I think it's ridiculous that any scientist would consider evolution factual.
I've seen the reaction of scientists when asked about creationism, and why it's not the same as evolution, considering that evolution is just a theory. They then usually get all indignant, with their response indicating that "theory" should be equated with "fact". I don't remember the exact answers, but it was like they were saying that anyone who knows anything about science doesn't see the word "theory" in the colloquial sense.
Carbon-14 is kept at a constant percentage in living tissue, so its constantly being replentished as long as the tissue is alive. (Don't ask me the WHY of this, but its an established fact). This percentage is universal to all living tissue.
The beta decay process begins relative to this percentage onnce the tissue dies and stops keeping this constant percentage.
So, uh, that's the limits of my chem knowledge anymore. Anybody know why living things keep a constant C14 percentage? heh
"Let's say that a tree lived 5730 years ago. In the process of living, that tree would take in carbon dioxide from the atmosphere and release oxygen, with BOTH KINDS of the carbon atoms becoming parts of the structure of the tree. As long as the tree lived, this process would continue, so the proportion of Carbon-14 to carbon-12 in the wood of the tree would be constant (at the expected proportions). However, after the tree died, it no longer collected any carbon atoms from the carbon dioxide of the atmosphere. Its carbon content would be fixed at what it was when it died. However, AFTER it died, the Carbon-14 atoms in it would do their radioactive decay thing."
OK. That makes sense. But wouldn't the atmosphere be filled with varying levels of C16 halflifes (all the way up through to their synthesis into N16 or C14, depending on how far abstracted by plant life they are)? And thus, wouldn't that pose a serious challenge to radiocarbon dating? Or does the process take this into account and measure the most radioactive (e.g., newest) carbon matter only? I can imagine a method (since it's all based on ratios) using probability based on a distribution chart where it takes into account only the greatest significant value of the left side (oldest) of the curve.

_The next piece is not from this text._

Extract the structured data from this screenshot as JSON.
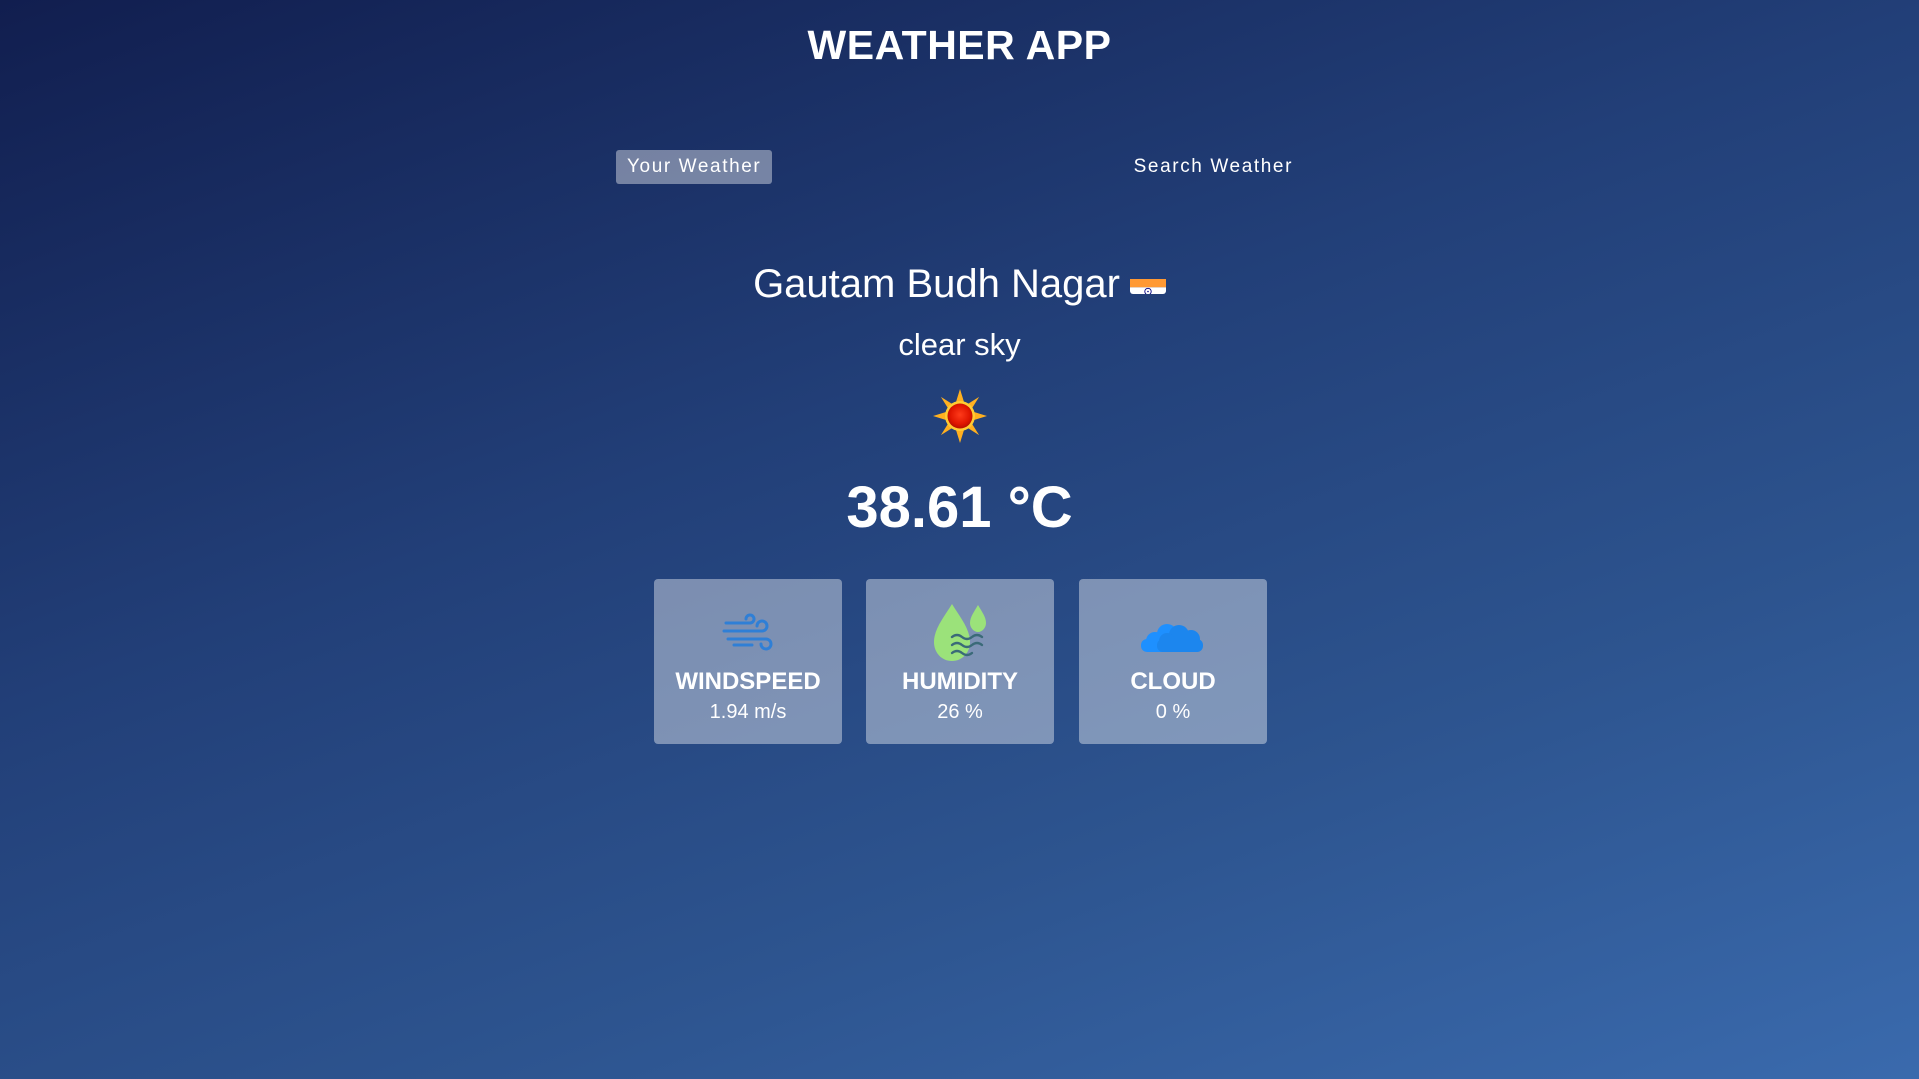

Man, I'm going to have to actually look this up if no one knows that answer ;-). I've found a few references to this (including one in the book I'm reading) but all of them skip over the mechanics of it, simply stating it as an assumption that this is true. I believe that it's true, but am really curious why the decaying process would be dependent on living processes (and why it doesn't start decaying prior to entering living tissue either).
OK, I think the basis of my confusion may stem from a misunderstanding of how half-live's work.
I was assuming that at the half life, one molecule is one half as radioactive as it was previously; but that doesn't make sense because that would mean it has lost a neutron at which point it would have reverted back to Nitrogen (since you can't lose half a neutron).
In reality a half life seems to be more of a statistical matter representing one half of a sample. I'm assuming that the sample size must be significant for this method to work, but even in a seed you have millions of molecules so that probably helps satisfy statistical sample size requirements.
I will need to research this a bit more, although it's more of a question of how half-live's work than an issue of carbon dating specifically.
Reading that through is pretty interesting, actually. I'd be curious to see how scientists that back these dating methods address these issues. I know that there are considerations with radiometric dating, but some of the findings noted in their references seem to be significant issues.
Now I'm really confused. I thought I was twenty-nine years old, and celebrated accordingly in October. Perhaps I'm actually 29 Ma old, though?! What if we carbon date Katie and she turns out to be underage?! WHAT DO I DO??